The Dome of the Rock is the big golden Mosque that is the iconic building/image of Jerusalem. Along with the Al Aqsa mosque (Also found on the Temple Mount) the Dome of the Rock is one of the most Holy sites in Islam. The entrance is found just as you pass through Dung Gate in the southeast part of the Jewish Quarter right next to the entrance to the Western Wall. It is best to get there early in the morning, like 8:00am so that you don’t have to wait too long in line before entering the Temple mount to see the Dome of the Rock. There is no cost and no immediate time limit to your visit. They have a daily schedule for how long it is open to the public. The blue mosaic tiles of the Dome of the Rock are incredible. Only Muslims are allowed inside the Mosque.  

4. The Church of the Holy Sepulcher

The Church of the Holy Sepulcher is located in the Christian Quarter of the Old City. It is the last sight of the Via Del Rosa. This church is one of two proclaimed sites of the Tomb Christ was buried in and rose from. This site is a must see. It is essentially a few large church structures blended together ran by the respective Christian sects. There are hundreds of thousands of people who make their pilgrimage there every year. The experience here is loud, crowded, and powerful. It was great to see so many people who have made many sacrifices to be there, come in and fall to their knees to worship the Savior. Aesthetically, it is very ornate in places and also very simple and beautiful in others. They have an early morning mass which is a great experience to be a part of. 

5. Garden Tomb

The Garden Tomb is located just north of the Old City outside of Damascus Gate. It is in the middle of busy streets with the sounds of traffic, honking, and yelling. However, there is an amazing phenomenon that occurs. When you step past the walls of the garden and into the tree covered paths with flowers all around you, the empty tomb, and very kind British volunteers running the garden all the sound of the city seems to be muted. You have to make an appointment with the people running the garden before you can enter and see the tomb. It is hit or miss with the crowds. I went there a total of four times and there were times I had to queue up to go into the tomb and other times where I sat in the tomb by myself for as long as I wanted. There is a stark contrast between this site and the site in the Church of the Holy Sepulcher, but both are enriching and powerful.

stay tuned for the second half next week!

travelogue / annapolis

i hope all of you had a happy thanksgiving and a much needed break! our thanksgiving weekend was perfect and entailed lots of food and traveling-our two favorite things! we rented a car for the weekend and explored quite a bit outside of dc, crossing quite a few things off of our list. we spent most of saturday in annapolis, md. it was such a quiet and cozy town- perfect for a day trip. we loved walking around the cute main street, soaking in all of the views of the harbor, learning the history of the city, and eating some local treats.

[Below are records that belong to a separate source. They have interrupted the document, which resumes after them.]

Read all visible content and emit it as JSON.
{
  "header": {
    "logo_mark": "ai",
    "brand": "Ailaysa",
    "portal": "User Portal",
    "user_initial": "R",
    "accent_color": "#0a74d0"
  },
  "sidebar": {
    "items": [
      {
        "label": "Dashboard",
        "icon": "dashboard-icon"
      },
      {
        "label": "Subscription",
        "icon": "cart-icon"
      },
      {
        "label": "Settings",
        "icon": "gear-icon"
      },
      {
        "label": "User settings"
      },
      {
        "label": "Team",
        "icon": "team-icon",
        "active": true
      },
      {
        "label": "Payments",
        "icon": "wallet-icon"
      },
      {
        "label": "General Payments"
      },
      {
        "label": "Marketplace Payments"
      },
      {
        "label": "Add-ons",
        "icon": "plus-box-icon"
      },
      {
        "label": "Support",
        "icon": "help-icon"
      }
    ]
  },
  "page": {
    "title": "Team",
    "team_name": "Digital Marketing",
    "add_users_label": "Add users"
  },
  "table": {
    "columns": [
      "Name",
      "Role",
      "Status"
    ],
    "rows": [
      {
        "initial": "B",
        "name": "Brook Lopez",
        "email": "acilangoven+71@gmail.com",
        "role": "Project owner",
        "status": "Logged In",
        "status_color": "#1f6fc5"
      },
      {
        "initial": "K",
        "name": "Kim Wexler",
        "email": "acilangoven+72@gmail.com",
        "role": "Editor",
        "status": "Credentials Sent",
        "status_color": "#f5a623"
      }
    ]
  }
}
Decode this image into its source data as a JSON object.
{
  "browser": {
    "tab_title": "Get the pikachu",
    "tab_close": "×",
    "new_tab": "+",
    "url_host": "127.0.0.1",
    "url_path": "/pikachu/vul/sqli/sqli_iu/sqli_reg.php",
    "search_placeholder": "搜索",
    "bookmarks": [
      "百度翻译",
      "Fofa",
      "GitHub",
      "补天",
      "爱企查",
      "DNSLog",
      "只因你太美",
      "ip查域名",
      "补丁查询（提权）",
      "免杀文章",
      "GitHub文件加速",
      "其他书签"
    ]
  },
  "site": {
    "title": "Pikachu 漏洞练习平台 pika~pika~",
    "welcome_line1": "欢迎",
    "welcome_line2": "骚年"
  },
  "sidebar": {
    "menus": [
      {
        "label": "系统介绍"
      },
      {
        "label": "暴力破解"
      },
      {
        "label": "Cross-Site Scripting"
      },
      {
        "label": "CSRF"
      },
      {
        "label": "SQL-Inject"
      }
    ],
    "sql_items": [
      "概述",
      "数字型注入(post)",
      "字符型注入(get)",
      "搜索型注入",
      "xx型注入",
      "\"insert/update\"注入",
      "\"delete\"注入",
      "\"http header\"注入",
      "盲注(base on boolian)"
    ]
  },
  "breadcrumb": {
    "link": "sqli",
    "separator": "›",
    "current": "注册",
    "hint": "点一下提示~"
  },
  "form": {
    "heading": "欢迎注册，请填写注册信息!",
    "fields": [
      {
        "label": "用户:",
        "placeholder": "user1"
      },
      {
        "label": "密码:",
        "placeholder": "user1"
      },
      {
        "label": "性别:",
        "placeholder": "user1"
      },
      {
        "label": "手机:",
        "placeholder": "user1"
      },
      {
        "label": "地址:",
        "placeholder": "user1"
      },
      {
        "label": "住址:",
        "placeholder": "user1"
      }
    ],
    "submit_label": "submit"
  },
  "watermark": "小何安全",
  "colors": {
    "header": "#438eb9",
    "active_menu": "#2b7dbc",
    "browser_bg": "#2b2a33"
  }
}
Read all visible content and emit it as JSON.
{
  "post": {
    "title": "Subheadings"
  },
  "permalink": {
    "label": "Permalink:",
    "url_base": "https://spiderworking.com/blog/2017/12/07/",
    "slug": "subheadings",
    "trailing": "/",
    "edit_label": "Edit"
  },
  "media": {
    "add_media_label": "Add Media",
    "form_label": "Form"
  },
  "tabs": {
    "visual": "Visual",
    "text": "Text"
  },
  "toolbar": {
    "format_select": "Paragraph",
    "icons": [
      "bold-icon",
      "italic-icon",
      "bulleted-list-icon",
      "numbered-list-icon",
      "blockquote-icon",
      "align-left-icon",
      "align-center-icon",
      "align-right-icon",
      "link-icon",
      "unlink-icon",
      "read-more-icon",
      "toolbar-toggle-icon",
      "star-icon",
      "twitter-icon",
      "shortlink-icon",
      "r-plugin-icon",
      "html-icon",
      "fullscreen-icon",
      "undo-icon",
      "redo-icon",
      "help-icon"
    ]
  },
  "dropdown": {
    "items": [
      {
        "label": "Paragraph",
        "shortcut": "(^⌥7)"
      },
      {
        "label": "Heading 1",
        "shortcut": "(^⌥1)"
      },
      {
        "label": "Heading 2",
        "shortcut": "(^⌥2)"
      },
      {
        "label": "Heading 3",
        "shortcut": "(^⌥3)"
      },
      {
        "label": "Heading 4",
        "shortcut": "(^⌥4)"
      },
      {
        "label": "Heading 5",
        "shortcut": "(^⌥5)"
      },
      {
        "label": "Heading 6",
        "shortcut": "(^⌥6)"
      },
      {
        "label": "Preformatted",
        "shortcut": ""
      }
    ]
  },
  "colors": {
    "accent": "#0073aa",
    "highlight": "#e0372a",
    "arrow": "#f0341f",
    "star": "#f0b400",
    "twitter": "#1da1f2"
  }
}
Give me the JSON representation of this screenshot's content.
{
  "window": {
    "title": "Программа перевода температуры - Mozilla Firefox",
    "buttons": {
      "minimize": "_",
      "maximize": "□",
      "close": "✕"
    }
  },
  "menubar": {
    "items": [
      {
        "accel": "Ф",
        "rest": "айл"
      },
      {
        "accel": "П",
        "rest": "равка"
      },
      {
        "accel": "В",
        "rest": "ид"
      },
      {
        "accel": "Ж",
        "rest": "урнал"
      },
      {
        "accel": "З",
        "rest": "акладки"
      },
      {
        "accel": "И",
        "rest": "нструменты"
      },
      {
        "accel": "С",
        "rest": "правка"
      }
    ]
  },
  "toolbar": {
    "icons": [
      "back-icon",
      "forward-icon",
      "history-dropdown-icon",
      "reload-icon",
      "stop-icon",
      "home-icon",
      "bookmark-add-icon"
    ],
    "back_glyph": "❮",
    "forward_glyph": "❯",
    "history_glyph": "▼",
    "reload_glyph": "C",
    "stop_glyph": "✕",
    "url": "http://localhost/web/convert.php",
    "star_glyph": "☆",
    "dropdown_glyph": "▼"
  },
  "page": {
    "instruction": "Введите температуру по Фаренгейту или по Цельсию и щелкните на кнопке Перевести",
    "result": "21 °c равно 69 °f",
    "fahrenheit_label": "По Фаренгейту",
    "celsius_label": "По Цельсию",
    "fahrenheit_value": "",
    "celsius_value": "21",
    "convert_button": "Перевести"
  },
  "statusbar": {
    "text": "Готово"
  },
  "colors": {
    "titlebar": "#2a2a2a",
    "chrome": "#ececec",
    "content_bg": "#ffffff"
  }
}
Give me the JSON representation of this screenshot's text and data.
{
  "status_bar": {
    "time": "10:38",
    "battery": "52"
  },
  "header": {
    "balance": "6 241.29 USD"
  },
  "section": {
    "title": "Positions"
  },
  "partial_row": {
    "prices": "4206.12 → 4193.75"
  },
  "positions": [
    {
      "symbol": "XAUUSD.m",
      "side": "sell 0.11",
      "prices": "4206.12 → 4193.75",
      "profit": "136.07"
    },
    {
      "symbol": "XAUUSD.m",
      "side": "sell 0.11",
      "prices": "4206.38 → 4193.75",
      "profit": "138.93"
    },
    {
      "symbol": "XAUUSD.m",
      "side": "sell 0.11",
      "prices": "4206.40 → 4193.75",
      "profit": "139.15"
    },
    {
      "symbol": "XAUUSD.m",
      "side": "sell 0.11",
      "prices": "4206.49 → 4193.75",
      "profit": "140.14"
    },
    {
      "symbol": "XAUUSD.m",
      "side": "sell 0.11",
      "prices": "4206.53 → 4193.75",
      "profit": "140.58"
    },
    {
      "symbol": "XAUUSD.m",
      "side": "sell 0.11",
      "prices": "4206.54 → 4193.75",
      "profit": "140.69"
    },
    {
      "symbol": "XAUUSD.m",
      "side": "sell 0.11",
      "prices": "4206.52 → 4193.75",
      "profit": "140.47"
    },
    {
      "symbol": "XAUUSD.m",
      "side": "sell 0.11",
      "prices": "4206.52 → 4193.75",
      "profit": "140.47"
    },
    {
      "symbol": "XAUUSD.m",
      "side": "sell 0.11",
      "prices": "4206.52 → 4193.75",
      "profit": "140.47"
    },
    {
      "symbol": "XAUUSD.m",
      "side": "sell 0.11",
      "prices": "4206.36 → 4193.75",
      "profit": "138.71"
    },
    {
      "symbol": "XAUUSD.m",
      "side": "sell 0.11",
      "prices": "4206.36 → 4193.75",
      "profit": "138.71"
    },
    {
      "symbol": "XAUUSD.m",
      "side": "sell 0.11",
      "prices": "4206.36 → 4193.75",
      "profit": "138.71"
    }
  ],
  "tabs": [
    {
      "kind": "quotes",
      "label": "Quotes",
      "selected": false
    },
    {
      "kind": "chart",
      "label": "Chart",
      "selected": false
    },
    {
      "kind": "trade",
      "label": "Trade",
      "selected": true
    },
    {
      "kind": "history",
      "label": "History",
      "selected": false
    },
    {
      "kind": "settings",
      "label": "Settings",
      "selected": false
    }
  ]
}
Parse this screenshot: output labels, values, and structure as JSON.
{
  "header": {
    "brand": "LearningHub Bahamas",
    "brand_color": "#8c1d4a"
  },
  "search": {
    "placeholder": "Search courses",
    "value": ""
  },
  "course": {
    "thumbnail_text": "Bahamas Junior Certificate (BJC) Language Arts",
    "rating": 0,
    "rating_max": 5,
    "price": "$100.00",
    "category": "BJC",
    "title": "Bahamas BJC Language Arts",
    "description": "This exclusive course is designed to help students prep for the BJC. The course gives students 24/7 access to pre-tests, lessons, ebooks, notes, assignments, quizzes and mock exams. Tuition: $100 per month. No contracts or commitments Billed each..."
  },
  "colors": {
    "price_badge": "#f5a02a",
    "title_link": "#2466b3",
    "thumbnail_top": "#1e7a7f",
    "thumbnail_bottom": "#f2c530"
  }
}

we started out on main street and walked around all of the cute little antique shops and down to the harbor, hot chocolate in hand. we at lunch at chick and ruth's, famous for it's crabcakes and was on the food channel once (though it wasn't anything amazing in my eyes). we headed over the the maryland state house, which served as the capitol for a few months way back when. it was a beautiful building with an amazing dome and fossils in the marble tiles. then we headed to see the thurgood marshall monument, which jarman was ecstatic about. we also check out the local annapolis bookstore, a quirky place with maritime and used books.


we headed over to the maritime museum, housed in the old mcnasby oyster company building. it was a tiny museum where this adorable old man taught us about the history of oyster-catching in the chesapeake bay. as boring as it sounds, it was actually pretty interesting. in the surrounding areas there were millions of oyster shells that had once been hand-shucked by mcnasby's oysters. we also visited the us naval academy, and ran back to the main street to see the beautiful sunset. annapolis is only 45 minutes away from dc, and is totally worth a day trip. we loved our time in this quaint town.